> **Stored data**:
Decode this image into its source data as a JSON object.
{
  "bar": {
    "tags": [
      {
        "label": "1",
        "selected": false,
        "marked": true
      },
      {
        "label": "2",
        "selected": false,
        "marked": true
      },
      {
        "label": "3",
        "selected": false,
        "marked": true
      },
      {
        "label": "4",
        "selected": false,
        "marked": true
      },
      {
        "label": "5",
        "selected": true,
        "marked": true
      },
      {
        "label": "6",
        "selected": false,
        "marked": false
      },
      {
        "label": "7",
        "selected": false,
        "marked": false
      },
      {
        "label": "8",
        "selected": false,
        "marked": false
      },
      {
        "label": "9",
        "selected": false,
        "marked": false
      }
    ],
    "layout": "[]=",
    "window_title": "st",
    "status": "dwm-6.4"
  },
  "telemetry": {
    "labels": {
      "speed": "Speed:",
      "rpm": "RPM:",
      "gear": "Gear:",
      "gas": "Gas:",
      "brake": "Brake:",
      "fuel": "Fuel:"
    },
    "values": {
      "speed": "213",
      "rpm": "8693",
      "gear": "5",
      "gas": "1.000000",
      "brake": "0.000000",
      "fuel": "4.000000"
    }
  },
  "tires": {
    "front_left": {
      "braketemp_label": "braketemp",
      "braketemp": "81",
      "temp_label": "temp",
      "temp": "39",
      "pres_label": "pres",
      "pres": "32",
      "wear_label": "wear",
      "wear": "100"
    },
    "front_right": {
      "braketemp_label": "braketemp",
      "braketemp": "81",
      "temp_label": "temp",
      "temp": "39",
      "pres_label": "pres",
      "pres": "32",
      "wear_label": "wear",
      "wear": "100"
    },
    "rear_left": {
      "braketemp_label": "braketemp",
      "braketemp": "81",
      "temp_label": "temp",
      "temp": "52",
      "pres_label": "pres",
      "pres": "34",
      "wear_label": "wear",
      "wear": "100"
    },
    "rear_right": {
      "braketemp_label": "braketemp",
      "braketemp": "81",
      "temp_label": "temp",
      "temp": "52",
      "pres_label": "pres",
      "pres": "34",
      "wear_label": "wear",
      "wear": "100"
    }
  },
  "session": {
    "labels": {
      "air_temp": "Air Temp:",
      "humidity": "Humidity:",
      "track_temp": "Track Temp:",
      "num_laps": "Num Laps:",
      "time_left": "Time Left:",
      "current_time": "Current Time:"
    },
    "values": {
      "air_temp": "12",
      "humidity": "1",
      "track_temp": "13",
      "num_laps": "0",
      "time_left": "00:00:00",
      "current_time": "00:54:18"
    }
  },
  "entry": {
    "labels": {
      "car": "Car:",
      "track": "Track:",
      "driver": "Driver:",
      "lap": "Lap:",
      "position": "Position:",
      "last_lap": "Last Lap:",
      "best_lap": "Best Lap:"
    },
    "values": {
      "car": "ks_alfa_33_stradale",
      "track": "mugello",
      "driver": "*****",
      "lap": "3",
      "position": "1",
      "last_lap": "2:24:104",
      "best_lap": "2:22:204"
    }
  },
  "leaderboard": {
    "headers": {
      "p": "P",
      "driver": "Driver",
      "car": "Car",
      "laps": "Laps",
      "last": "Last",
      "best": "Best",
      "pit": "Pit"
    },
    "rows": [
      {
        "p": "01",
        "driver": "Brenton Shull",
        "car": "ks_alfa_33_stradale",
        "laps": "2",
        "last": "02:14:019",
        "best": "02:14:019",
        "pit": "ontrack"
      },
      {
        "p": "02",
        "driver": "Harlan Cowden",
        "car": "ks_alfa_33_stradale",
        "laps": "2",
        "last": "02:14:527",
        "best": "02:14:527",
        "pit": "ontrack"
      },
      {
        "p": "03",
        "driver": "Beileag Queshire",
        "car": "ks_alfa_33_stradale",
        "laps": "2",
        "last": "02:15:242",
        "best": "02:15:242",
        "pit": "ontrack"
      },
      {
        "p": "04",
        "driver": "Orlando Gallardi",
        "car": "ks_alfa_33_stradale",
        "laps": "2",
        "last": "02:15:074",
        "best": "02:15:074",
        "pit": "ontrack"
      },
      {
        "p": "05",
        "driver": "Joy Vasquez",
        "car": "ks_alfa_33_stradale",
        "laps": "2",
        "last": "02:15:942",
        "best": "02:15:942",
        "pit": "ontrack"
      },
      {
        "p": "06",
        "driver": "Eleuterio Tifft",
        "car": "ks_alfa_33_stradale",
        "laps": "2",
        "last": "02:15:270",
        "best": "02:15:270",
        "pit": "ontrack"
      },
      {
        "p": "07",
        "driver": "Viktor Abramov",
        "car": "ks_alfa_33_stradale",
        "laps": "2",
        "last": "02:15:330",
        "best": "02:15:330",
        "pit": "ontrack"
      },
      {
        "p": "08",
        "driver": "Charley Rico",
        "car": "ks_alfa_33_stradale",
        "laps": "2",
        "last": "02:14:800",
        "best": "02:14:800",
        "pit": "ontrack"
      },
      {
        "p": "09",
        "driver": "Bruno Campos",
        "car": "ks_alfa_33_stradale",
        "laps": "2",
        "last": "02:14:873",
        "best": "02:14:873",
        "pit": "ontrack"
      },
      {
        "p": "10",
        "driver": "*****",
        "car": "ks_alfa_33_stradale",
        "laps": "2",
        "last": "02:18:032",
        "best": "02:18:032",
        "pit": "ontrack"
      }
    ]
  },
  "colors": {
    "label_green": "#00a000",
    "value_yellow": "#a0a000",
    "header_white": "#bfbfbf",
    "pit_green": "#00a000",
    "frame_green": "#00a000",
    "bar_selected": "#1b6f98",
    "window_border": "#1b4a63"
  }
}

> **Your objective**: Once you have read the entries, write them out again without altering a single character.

> **Expected answer**:
Decode this image into its source data as a JSON object.
{
  "bar": {
    "tags": [
      {
        "label": "1",
        "selected": false,
        "marked": true
      },
      {
        "label": "2",
        "selected": false,
        "marked": true
      },
      {
        "label": "3",
        "selected": false,
        "marked": true
      },
      {
        "label": "4",
        "selected": false,
        "marked": true
      },
      {
        "label": "5",
        "selected": true,
        "marked": true
      },
      {
        "label": "6",
        "selected": false,
        "marked": false
      },
      {
        "label": "7",
        "selected": false,
        "marked": false
      },
      {
        "label": "8",
        "selected": false,
        "marked": false
      },
      {
        "label": "9",
        "selected": false,
        "marked": false
      }
    ],
    "layout": "[]=",
    "window_title": "st",
    "status": "dwm-6.4"
  },
  "telemetry": {
    "labels": {
      "speed": "Speed:",
      "rpm": "RPM:",
      "gear": "Gear:",
      "gas": "Gas:",
      "brake": "Brake:",
      "fuel": "Fuel:"
    },
    "values": {
      "speed": "213",
      "rpm": "8693",
      "gear": "5",
      "gas": "1.000000",
      "brake": "0.000000",
      "fuel": "4.000000"
    }
  },
  "tires": {
    "front_left": {
      "braketemp_label": "braketemp",
      "braketemp": "81",
      "temp_label": "temp",
      "temp": "39",
      "pres_label": "pres",
      "pres": "32",
      "wear_label": "wear",
      "wear": "100"
    },
    "front_right": {
      "braketemp_label": "braketemp",
      "braketemp": "81",
      "temp_label": "temp",
      "temp": "39",
      "pres_label": "pres",
      "pres": "32",
      "wear_label": "wear",
      "wear": "100"
    },
    "rear_left": {
      "braketemp_label": "braketemp",
      "braketemp": "81",
      "temp_label": "temp",
      "temp": "52",
      "pres_label": "pres",
      "pres": "34",
      "wear_label": "wear",
      "wear": "100"
    },
    "rear_right": {
      "braketemp_label": "braketemp",
      "braketemp": "81",
      "temp_label": "temp",
      "temp": "52",
      "pres_label": "pres",
      "pres": "34",
      "wear_label": "wear",
      "wear": "100"
    }
  },
  "session": {
    "labels": {
      "air_temp": "Air Temp:",
      "humidity": "Humidity:",
      "track_temp": "Track Temp:",
      "num_laps": "Num Laps:",
      "time_left": "Time Left:",
      "current_time": "Current Time:"
    },
    "values": {
      "air_temp": "12",
      "humidity": "1",
      "track_temp": "13",
      "num_laps": "0",
      "time_left": "00:00:00",
      "current_time": "00:54:18"
    }
  },
  "entry": {
    "labels": {
      "car": "Car:",
      "track": "Track:",
      "driver": "Driver:",
      "lap": "Lap:",
      "position": "Position:",
      "last_lap": "Last Lap:",
      "best_lap": "Best Lap:"
    },
    "values": {
      "car": "ks_alfa_33_stradale",
      "track": "mugello",
      "driver": "*****",
      "lap": "3",
      "position": "1",
      "last_lap": "2:24:104",
      "best_lap": "2:22:204"
    }
  },
  "leaderboard": {
    "headers": {
      "p": "P",
      "driver": "Driver",
      "car": "Car",
      "laps": "Laps",
      "last": "Last",
      "best": "Best",
      "pit": "Pit"
    },
    "rows": [
      {
        "p": "01",
        "driver": "Brenton Shull",
        "car": "ks_alfa_33_stradale",
        "laps": "2",
        "last": "02:14:019",
        "best": "02:14:019",
        "pit": "ontrack"
      },
      {
        "p": "02",
        "driver": "Harlan Cowden",
        "car": "ks_alfa_33_stradale",
        "laps": "2",
        "last": "02:14:527",
        "best": "02:14:527",
        "pit": "ontrack"
      },
      {
        "p": "03",
        "driver": "Beileag Queshire",
        "car": "ks_alfa_33_stradale",
        "laps": "2",
        "last": "02:15:242",
        "best": "02:15:242",
        "pit": "ontrack"
      },
      {
        "p": "04",
        "driver": "Orlando Gallardi",
        "car": "ks_alfa_33_stradale",
        "laps": "2",
        "last": "02:15:074",
        "best": "02:15:074",
        "pit": "ontrack"
      },
      {
        "p": "05",
        "driver": "Joy Vasquez",
        "car": "ks_alfa_33_stradale",
        "laps": "2",
        "last": "02:15:942",
        "best": "02:15:942",
        "pit": "ontrack"
      },
      {
        "p": "06",
        "driver": "Eleuterio Tifft",
        "car": "ks_alfa_33_stradale",
        "laps": "2",
        "last": "02:15:270",
        "best": "02:15:270",
        "pit": "ontrack"
      },
      {
        "p": "07",
        "driver": "Viktor Abramov",
        "car": "ks_alfa_33_stradale",
        "laps": "2",
        "last": "02:15:330",
        "best": "02:15:330",
        "pit": "ontrack"
      },
      {
        "p": "08",
        "driver": "Charley Rico",
        "car": "ks_alfa_33_stradale",
        "laps": "2",
        "last": "02:14:800",
        "best": "02:14:800",
        "pit": "ontrack"
      },
      {
        "p": "09",
        "driver": "Bruno Campos",
        "car": "ks_alfa_33_stradale",
        "laps": "2",
        "last": "02:14:873",
        "best": "02:14:873",
        "pit": "ontrack"
      },
      {
        "p": "10",
        "driver": "*****",
        "car": "ks_alfa_33_stradale",
        "laps": "2",
        "last": "02:18:032",
        "best": "02:18:032",
        "pit": "ontrack"
      }
    ]
  },
  "colors": {
    "label_green": "#00a000",
    "value_yellow": "#a0a000",
    "header_white": "#bfbfbf",
    "pit_green": "#00a000",
    "frame_green": "#00a000",
    "bar_selected": "#1b6f98",
    "window_border": "#1b4a63"
  }
}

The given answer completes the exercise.